By James DeRuvo (doddleNEWS)
UPDATE: Check out our doddleTALKS Tech with Shane Hurlbut here!
One of our favorite shooters is Shane Hurlbut. We like him because he’s all in with HDSLR filmmaking and that passion and commitment really shows in the films he makes, and in what he can get out of the DSLR platform. He created a truly cinematic look with ACT OF VALOR and the Canon 5D Mk. II, and now he’s back showing us just how amazing the Canon 1D-C looks. You’ve never seen 4K look so good.
When the camera was delivered to Hurlbut Visuals, my Elite Team and I sent it through various tests, using what we had learned from our collective experience with the Canon 5D MK II. After the first night of testing, one word came to mind. WOW!!! – Shane Hurlbut, Hurlblog
The film he shot was with the Canon EOS Cinema 1D-C and is called “THE TICKET,” and it tells the story of a young couple who were just involved in an accident. It starts with the young man waiting in the hospital, and his girlfriend comes out of the emergency room, none the worse for wear. And since it’s her birthday, he’s going to make sure she gets what she wants, a ride on the Ferris Wheel at Santa Monica Pier. But they only have an hour before it closes.
When you harness 4K into the small footprint of a 1D, give it the processing power to record to little CF cards with no external recording devices needed, then deliver an image that crushes the F65, Epic, Alexa in one fell swoop. Now that is where the WOW factor comes in.

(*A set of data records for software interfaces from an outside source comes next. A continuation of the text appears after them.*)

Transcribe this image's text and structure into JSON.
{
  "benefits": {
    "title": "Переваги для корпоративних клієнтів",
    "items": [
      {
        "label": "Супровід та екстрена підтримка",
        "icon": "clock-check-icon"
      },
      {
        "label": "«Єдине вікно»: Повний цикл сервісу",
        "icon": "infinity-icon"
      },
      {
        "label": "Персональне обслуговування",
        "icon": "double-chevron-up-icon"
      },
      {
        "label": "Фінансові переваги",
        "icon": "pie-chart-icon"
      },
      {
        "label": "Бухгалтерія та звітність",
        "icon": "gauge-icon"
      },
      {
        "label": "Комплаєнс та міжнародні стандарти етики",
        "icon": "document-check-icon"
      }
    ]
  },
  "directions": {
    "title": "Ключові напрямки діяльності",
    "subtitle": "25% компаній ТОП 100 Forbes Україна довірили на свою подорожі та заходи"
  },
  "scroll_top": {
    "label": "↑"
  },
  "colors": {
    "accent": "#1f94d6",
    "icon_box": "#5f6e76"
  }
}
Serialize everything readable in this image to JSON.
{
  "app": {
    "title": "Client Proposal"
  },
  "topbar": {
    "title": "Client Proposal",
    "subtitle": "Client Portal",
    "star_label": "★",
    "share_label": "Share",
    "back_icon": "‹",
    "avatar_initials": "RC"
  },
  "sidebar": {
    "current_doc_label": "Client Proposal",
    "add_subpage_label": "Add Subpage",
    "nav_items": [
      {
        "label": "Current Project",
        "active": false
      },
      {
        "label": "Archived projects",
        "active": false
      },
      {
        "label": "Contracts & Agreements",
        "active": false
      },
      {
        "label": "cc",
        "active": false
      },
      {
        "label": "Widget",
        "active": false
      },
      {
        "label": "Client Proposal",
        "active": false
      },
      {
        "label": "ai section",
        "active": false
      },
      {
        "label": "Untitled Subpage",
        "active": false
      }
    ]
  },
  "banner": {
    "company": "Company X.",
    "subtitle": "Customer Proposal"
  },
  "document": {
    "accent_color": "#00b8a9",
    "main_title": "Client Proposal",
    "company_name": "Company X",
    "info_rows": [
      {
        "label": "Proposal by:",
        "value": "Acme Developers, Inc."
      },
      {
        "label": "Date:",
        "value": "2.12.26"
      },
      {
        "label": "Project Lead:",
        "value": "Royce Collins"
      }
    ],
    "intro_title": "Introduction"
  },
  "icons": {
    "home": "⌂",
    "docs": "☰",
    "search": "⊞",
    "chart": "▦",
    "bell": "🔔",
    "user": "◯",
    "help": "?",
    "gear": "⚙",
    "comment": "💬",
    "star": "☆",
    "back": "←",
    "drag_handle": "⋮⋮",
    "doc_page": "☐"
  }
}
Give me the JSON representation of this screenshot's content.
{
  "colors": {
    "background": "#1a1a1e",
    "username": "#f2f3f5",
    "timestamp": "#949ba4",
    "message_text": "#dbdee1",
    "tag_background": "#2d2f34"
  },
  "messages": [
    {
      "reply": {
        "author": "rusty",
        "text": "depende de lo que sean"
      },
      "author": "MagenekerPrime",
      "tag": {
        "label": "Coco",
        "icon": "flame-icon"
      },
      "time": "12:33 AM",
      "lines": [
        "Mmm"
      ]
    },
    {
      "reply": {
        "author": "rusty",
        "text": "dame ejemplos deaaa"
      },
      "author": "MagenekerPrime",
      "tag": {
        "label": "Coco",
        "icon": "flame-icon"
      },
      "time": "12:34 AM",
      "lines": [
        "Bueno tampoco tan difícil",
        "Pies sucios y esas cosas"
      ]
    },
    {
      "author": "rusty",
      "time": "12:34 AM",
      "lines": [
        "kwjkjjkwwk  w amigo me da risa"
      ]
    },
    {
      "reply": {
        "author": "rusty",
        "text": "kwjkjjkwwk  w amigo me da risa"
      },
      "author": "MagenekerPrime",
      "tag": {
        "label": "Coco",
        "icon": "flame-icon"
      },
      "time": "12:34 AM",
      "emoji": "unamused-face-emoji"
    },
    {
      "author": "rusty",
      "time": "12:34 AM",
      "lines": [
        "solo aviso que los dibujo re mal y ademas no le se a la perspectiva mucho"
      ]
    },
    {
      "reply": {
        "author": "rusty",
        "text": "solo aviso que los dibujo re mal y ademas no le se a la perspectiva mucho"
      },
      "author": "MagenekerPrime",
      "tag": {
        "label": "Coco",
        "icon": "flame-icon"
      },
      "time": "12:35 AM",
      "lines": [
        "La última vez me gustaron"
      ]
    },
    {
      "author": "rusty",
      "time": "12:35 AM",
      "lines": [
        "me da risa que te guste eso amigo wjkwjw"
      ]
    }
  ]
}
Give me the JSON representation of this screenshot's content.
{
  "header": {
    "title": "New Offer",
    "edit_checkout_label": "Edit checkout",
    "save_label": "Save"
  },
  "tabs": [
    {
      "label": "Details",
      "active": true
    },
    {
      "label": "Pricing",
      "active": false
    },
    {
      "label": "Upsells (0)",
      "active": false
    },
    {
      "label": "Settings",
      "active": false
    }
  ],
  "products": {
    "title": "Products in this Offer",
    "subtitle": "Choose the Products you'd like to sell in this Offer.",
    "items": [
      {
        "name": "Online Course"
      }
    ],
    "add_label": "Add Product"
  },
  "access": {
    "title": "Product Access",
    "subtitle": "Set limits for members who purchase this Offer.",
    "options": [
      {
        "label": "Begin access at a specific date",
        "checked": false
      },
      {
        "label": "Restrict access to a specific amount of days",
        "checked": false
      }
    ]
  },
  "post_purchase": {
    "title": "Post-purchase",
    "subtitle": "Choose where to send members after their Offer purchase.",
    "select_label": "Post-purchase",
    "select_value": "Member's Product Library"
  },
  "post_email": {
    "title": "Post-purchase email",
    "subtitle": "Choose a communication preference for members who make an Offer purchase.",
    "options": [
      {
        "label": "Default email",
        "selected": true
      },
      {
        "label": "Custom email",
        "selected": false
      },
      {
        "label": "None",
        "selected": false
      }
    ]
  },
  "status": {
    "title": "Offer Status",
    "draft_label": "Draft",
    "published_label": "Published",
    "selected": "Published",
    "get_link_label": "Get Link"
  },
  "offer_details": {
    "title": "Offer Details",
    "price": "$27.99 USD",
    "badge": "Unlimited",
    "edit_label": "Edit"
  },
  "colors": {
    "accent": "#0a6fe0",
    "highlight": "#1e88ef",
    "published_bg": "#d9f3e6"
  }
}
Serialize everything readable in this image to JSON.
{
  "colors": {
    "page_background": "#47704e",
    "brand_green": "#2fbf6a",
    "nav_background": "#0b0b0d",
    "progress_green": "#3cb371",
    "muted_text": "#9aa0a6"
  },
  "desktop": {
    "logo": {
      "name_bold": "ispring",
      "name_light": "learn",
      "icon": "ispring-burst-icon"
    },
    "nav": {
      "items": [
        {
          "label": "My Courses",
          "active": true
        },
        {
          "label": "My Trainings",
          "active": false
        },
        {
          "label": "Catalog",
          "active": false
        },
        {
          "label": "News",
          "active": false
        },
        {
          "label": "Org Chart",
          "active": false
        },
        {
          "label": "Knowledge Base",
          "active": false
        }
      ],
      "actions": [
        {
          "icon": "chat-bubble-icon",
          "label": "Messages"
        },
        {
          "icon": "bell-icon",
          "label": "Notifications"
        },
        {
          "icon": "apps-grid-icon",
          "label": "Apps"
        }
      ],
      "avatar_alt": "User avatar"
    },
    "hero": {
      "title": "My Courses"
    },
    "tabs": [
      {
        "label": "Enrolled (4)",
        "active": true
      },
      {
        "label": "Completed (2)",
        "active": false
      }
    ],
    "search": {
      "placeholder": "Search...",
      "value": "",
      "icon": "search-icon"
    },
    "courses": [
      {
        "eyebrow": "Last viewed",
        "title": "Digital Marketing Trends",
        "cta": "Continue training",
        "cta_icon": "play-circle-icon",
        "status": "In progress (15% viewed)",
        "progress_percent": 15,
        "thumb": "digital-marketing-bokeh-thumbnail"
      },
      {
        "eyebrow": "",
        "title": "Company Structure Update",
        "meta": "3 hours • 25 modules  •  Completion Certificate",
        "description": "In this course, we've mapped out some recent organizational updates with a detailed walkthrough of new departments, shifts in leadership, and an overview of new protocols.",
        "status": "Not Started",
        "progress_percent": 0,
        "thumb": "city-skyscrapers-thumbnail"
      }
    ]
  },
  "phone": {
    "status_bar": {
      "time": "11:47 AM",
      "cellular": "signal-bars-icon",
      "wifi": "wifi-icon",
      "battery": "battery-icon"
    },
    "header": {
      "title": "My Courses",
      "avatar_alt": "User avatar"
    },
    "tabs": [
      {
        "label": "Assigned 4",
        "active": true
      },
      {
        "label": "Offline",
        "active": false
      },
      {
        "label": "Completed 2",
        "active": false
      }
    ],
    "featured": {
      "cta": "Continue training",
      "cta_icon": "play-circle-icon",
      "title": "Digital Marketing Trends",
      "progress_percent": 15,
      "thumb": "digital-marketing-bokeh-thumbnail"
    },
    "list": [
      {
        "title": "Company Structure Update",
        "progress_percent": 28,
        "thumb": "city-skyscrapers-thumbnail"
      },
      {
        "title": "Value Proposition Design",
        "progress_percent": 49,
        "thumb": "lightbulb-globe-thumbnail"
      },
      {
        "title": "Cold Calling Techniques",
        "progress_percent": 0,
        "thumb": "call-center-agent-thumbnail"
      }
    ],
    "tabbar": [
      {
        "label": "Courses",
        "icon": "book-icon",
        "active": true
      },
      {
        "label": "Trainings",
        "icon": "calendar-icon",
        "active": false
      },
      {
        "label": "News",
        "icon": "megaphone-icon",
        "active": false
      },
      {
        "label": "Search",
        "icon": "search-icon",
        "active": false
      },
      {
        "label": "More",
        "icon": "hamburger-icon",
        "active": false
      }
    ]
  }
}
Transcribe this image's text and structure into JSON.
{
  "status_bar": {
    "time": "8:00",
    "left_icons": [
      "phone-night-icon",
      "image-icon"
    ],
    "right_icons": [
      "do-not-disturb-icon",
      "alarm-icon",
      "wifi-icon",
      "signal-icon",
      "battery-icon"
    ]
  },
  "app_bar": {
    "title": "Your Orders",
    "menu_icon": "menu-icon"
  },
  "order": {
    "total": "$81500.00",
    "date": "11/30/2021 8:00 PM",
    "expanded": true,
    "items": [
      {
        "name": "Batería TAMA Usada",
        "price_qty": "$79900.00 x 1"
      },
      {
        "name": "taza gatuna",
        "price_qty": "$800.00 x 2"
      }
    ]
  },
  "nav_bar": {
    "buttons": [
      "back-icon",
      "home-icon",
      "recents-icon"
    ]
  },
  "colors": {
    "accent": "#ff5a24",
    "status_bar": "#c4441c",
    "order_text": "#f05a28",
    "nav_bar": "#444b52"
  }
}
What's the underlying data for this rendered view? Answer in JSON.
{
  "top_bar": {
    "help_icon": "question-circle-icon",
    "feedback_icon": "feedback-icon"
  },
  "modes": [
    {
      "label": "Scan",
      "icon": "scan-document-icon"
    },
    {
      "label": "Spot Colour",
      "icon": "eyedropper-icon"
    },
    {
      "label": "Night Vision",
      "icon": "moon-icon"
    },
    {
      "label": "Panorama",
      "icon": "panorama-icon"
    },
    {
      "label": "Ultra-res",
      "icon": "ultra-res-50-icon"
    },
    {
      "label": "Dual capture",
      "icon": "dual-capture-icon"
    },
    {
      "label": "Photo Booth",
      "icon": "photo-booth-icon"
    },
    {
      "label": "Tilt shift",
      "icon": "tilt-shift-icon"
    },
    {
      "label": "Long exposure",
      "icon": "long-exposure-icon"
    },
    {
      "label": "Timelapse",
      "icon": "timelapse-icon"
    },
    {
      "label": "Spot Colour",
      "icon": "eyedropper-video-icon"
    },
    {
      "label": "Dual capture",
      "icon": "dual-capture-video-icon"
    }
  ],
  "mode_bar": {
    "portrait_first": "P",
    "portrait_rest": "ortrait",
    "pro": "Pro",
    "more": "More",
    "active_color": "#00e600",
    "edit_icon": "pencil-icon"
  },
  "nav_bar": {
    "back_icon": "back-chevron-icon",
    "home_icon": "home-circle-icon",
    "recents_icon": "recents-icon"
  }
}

The whole short is a series a quick cuts as they try to make it to the pier in time. We seem some absolutely amazing colors and some stunning detail. From the subtle light reflecting off a blue evening gown they see in a store front window, to the cracks and wrinkles in the old Ferris wheel operator’s face, to the rack focused color lights we see drive by in a cab scene, you senses are just assaulted with color and you think you’re right there.
Hurlbut says that Canon has gone beyond digital filmmaking and has managed to truly create film in digital form. It shows in the skin tones, in the gentle sloping contrast ratios, and in Canon Log provides a dynamic range of 12.5 stops at ISO 400. “It records 23.98 at 4K at a size bigger than super 35,” says Hurlbut, “which gives you a shallower depth of field.”
Hurlbut goes on to say that the APS-H censor performs like the full frame censor of the 5D. “Rolling shutter was less apparent. Moire did not exist.” That’s a lot of bang for the buck. And as for the fact that the 1D-C records in 8bit color? Well, Shane isn’t concerned at all. “I could care less that it is 8 BIT color … Canon’s 8 BIT feels like 12 BIT with its color space and reproduction.”
And once you see “The Ticket,” you’re bound to agree with him. And for a $15,000 price tag, I’m saying it’s worth every penny! Read more of Shane’s thoughts as well as viewing “The Ticket” on the Canon 1D-C here.